Tuesday, 17 September 2019

The Seven Colours

'Sculpt' Arts Trail
Our final destination on the Arts Trail was the church at West Tanfield. The installation here, 'The Seven Colours' by Eduardo Niebla, was a sound recording. It blended sounds the artist had recorded locally - church bells, the church choir, school children, the local blacksmith and the sound of water in the River Ure - with global sounds like a steam train, Gregorian chant and musical rhythms from around the world. The resulting collage of sound played for about 15 minutes and was strangely soothing. It was intended to symbolise and celebrate community and connection across all seven continents.

Though there was no artwork to photograph here, the church of St. Nicholas is filled with interest and history. It dates to the 14/15th centuries, with Victorian restoration. It holds the tombs of Sir John Marmion, a knight who died fighting in Spain with John of Gaunt in 1387, and his wife Elizabeth. The tomb has an unusual iron canopy, known as a hearse, with prickets for candles that would be lit on special occasions. It is believed to be the only one of its kind in England. The alabaster statues show Sir John with his feet on a lion (signifying a knight) and his wife with her head on a pillow held by angels.

The Marmion family lived in a manor house near the church. It is now vanished but its crenellated gatehouse, known as the Marmion Tower, remains, adjacent to the church. See it in my top photo. 


  1. Beautiful old church and sculptures on the tombs! Interesting that a sound sculpture was part of the tour!

  2. A poignant pair of tombs. The sound sculpture reminds me of one I've heard here.

  3. Tombs in a church, is interesting to think how that must feel to worship next to graves. The tombs are beautiful. I think if I ever would be in such a tomb, then the sculpture of me would have to be sitting up facing the altar.

  4. Do you think she had angels around her tomb because she prayed so much?

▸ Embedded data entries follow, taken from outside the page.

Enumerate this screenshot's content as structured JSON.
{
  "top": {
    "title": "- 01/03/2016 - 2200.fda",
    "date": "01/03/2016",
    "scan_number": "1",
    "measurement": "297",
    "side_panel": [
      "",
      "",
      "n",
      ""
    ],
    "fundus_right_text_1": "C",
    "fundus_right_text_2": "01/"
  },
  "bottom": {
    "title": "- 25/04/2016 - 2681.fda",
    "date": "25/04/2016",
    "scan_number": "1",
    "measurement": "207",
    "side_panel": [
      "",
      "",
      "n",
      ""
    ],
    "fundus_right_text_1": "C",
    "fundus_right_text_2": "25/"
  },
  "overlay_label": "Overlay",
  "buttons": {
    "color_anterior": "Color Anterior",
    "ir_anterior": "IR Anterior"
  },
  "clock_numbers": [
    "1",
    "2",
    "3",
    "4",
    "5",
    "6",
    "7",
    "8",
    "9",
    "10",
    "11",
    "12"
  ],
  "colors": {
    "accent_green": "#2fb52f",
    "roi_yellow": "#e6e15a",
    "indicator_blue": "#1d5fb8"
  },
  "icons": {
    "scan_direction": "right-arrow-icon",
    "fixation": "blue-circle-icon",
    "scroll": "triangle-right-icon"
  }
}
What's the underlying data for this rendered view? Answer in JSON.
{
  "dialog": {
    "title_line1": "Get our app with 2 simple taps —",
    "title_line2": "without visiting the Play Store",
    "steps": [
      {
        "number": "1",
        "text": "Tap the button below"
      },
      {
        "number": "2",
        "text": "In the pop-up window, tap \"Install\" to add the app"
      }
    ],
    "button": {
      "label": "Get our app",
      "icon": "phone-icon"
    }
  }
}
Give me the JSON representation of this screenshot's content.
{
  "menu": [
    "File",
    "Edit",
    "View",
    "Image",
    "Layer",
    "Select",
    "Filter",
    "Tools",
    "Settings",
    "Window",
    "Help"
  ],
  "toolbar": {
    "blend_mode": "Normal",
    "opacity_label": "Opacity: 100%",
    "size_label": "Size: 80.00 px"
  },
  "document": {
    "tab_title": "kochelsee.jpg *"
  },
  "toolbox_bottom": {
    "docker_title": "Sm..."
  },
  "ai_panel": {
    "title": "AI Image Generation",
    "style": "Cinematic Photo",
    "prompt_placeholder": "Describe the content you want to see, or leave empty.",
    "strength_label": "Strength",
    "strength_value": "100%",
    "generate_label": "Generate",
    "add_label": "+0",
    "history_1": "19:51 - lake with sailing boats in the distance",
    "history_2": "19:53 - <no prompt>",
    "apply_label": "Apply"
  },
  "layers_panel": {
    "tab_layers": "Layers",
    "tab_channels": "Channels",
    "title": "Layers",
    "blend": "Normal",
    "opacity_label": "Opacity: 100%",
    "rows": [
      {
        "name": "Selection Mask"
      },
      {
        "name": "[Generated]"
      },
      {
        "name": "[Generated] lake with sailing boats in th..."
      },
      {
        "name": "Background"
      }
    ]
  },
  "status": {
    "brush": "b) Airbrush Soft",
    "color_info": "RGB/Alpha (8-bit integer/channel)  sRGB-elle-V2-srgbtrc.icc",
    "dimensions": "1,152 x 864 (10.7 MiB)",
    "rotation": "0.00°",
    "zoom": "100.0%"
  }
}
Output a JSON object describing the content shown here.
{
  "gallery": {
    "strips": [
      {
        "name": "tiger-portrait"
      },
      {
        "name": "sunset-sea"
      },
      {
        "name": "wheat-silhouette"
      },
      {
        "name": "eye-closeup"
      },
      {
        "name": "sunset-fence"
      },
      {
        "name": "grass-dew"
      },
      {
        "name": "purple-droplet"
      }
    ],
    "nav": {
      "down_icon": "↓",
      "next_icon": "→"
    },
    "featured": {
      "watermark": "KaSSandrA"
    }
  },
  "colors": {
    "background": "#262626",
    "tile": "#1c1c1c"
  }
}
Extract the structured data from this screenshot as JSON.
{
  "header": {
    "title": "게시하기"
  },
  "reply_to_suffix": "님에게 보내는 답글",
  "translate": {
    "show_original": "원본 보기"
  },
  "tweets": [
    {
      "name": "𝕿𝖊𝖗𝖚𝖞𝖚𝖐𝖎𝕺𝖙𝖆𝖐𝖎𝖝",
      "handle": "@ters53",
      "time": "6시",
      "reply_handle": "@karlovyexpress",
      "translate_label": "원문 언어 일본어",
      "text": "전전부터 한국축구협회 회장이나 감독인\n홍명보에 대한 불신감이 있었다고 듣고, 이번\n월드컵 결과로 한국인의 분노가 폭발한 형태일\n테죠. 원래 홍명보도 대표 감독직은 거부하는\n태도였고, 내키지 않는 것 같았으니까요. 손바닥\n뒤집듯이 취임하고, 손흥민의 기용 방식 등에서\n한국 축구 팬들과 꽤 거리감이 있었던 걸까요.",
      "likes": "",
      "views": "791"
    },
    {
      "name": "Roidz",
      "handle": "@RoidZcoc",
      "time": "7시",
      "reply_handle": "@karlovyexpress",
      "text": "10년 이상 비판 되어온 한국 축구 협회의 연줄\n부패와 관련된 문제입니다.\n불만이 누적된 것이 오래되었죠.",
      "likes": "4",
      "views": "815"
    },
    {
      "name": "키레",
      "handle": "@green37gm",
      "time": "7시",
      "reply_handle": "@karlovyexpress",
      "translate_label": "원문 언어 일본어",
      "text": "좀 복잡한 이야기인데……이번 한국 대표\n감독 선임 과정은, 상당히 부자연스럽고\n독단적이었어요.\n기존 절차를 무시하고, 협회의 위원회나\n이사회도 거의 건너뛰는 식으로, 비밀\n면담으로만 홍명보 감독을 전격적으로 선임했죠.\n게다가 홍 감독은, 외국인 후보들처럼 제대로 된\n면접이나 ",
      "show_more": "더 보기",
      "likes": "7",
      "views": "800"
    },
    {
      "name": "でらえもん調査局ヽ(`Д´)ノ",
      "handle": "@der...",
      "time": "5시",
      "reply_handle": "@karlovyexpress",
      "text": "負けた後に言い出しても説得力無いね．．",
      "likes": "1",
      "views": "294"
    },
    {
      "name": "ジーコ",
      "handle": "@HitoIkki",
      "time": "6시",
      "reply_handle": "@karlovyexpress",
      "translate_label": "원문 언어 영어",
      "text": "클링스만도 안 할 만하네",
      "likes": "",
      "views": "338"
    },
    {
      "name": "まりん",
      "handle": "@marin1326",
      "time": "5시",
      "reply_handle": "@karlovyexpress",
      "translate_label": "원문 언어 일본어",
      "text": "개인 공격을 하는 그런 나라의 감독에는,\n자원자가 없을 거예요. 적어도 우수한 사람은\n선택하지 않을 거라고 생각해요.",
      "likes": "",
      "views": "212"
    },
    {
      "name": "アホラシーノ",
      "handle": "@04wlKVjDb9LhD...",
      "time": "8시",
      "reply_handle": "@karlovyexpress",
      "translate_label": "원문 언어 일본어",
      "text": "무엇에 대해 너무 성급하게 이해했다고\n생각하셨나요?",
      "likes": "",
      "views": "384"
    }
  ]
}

  5. Thank you very much for this series. I have enjoyed it greatly, and you did beautifully in the absence of a visible new art work by showing some older...